A possible record 18-pound snakehead was caught in Virginia’s Occoquan River last month.

Cecil Gilroy of Teamblazer Bowfishing said he could tell “the population is exploding. Two years ago, we only saw one or two at night. Last night we shot 25 and missed 15.”

No time to sleep

During the tournament, fishing mostly happened at night, with boats hugging the shoreline where snakehead swim among underwater grasses. Teamblazer Bowfishing launched about 6 p.m. Saturday and returned at noon the next day for the 1 p.m. weigh-in. Stack spotted the prize-winning 16-pounder under halogen lights shining from the boat about 1 a.m.

“We didn’t have time to sleep,” said Frank Gore of Port Tobacco, another team member. There was time for that after counting their winnings.

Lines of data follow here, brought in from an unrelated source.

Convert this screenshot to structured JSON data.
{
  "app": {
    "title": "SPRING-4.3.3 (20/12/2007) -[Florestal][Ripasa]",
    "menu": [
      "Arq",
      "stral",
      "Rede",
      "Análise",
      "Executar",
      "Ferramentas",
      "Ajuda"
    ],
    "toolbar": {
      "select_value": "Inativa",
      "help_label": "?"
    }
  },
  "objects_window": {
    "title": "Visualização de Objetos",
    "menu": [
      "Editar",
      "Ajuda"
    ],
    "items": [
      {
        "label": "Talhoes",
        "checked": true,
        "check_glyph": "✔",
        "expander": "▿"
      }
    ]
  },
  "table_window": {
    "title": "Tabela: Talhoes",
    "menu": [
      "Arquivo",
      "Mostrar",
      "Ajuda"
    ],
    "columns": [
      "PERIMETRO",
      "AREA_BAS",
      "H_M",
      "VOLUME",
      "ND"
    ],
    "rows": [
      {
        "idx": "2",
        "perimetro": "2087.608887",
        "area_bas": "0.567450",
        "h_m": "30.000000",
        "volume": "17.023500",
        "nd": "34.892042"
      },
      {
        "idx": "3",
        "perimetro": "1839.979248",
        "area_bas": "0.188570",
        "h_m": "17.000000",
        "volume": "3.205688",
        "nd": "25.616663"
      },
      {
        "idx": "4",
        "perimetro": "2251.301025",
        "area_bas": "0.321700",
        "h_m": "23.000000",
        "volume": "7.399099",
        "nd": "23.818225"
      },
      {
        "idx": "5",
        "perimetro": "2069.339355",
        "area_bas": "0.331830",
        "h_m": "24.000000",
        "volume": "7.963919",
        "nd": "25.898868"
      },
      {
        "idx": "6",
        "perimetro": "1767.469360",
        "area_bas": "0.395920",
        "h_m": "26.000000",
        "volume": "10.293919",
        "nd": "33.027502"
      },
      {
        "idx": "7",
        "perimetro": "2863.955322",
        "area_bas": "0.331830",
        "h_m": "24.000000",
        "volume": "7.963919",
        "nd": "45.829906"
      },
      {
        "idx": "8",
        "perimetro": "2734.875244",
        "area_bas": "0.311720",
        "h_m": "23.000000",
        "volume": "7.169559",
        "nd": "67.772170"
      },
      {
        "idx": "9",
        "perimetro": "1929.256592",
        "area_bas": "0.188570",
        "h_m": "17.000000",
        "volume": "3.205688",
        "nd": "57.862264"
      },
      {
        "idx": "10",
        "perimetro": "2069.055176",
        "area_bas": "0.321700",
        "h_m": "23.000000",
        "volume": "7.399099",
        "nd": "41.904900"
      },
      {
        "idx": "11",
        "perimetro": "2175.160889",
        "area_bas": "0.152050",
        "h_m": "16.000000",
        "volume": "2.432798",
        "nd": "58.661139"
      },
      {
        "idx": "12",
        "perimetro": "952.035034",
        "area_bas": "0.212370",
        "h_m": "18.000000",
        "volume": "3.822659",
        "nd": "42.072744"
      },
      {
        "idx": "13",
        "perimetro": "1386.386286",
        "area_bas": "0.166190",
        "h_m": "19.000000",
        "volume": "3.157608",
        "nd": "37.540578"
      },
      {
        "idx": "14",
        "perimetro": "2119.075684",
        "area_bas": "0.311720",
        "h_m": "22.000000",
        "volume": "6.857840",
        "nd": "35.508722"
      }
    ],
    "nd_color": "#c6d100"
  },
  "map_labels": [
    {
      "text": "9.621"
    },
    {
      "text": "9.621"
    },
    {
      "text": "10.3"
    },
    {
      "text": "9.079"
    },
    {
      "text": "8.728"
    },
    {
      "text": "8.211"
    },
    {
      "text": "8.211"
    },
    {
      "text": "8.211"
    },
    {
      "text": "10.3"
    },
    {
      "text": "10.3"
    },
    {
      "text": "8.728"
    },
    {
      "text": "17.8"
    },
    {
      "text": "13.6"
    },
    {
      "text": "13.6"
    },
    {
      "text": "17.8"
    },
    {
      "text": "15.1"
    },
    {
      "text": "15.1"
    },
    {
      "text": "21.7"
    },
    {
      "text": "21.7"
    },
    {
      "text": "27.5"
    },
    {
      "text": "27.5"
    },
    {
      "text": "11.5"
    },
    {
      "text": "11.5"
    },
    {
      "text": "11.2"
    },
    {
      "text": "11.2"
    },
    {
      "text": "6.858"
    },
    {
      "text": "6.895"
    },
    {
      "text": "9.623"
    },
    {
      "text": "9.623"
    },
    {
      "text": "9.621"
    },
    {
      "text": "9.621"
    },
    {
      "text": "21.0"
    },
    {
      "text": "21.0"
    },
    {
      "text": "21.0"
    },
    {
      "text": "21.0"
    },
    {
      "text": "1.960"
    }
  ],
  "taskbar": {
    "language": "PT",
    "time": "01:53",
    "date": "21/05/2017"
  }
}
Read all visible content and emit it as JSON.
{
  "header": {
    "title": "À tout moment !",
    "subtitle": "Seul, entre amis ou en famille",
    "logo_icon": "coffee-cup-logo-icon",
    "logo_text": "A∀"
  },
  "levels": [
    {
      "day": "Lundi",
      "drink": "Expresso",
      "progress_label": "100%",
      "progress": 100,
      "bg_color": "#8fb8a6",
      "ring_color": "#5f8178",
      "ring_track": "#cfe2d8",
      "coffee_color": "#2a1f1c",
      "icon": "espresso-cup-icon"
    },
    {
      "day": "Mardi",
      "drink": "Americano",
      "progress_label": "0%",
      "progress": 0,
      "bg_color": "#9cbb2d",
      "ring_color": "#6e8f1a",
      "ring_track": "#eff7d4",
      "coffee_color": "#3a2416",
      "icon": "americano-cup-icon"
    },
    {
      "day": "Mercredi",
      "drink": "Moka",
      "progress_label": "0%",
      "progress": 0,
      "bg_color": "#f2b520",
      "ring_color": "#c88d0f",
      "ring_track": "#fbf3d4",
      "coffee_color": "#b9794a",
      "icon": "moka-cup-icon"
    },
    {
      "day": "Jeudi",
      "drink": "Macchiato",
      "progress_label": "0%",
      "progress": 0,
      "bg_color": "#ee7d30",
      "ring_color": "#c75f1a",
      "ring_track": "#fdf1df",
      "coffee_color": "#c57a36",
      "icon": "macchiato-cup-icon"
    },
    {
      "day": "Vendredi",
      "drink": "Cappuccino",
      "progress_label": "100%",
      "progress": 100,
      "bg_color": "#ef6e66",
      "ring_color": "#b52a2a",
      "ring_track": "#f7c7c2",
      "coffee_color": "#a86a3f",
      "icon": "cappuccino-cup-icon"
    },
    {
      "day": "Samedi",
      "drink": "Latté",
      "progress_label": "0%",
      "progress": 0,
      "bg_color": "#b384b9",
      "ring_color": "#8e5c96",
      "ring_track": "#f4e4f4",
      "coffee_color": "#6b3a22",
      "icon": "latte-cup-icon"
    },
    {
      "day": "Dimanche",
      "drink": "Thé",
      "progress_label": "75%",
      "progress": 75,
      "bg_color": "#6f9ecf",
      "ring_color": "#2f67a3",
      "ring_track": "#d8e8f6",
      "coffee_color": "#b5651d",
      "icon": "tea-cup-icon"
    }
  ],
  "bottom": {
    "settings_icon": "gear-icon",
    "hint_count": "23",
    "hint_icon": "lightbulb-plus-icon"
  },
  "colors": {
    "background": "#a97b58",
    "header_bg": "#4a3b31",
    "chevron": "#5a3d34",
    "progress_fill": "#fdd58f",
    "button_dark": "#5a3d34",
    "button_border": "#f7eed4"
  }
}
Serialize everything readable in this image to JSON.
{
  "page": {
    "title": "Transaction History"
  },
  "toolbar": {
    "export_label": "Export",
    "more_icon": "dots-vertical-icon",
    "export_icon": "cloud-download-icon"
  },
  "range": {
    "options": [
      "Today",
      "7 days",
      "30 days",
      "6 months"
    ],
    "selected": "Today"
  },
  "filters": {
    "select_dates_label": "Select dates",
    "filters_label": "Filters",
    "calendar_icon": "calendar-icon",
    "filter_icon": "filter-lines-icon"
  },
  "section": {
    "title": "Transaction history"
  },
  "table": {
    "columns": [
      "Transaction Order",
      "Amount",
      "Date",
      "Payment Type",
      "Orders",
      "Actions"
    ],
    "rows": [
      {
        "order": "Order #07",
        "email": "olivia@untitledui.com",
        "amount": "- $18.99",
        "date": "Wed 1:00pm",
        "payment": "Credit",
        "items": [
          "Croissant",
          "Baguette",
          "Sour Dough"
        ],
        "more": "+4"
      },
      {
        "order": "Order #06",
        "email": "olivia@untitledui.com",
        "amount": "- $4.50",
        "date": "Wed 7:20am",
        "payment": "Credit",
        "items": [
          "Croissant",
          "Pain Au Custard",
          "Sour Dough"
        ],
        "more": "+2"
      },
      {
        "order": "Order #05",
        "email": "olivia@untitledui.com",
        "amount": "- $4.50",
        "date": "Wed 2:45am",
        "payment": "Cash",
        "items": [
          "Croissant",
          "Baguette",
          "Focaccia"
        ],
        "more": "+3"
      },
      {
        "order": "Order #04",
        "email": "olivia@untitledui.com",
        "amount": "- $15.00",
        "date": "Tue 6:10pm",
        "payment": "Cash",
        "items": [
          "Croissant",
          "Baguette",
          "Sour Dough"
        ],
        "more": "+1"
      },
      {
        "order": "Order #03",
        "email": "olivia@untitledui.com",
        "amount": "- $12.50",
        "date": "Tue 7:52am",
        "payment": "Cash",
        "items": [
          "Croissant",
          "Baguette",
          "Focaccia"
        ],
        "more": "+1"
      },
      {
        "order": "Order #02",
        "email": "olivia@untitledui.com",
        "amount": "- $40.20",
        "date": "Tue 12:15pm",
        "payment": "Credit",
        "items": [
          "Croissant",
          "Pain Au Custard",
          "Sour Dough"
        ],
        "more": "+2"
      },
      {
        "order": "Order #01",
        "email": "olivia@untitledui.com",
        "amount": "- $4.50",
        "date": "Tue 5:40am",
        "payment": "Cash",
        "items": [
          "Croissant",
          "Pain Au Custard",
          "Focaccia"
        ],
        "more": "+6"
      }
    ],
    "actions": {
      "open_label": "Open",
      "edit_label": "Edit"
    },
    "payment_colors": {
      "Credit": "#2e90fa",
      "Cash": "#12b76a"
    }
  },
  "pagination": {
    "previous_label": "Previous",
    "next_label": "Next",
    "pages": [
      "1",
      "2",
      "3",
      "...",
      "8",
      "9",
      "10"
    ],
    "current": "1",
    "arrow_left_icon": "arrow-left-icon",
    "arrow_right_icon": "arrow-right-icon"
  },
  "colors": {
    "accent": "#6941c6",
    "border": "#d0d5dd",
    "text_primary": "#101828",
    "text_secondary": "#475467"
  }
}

Favorite fishing areas are kept secret from other teams. Michael Nutter, 15, wouldn’t reveal where he and three buddies from La Plata High School — Nick Hill, 15, Cole Bowling, 14, and Nick Shymansky, 16 — caught their 33 snakeheads.

“It’s shallow, and they spawn at this time of year, and the water is real clear,” Nutter said.

About 10 p.m., Shymansky saw a huge fish, 14 pounds. He aimed the bow just below where the fish seemed to be, since the water creates an illusion. His bolt ripped a hole in the fish’s back.

The teenagers were shouting so much that Shymansky eventually lost his voice.

How the tourney began

The idea for the tournament started on a warm night last July. Austin Murphy was on the Mattawoman with three buddies fishing for snakeheads, as they do three nights a week in summer. (They tell their significant others they’ll return at 1 a.m. but actually get in at daybreak.)

In the black night, with frogs croaking, muskrats digging at the shore, osprey swooping for fish and bugs darting around their heads, Murphy started talking as he nursed a Flying Dog beer. “We can have a big giant tournament doing this,” he said.

“Austin’s a dreamer, he thinks big,” said Jesse Swann, one of his partners at Whackfactor Outdoors. “Sometimes he has ideas and you hope he forgets about them. But this time we were all on board.”

In five weeks, they put together the first tournament, held on Labor Day, Murphy said. “We were hustling.”

The DNR, the federal Fish and Wildlife Service and 14 sponsors, including Ben Savage, vice president for marketing and brand development at Flying Dog Brewery, liked Whackfactor’s pitch.

“We really liked the idea of hunting fish in the spirit of conservation,” said Savage, who donated a beer to everyone who attended Sunday’s event.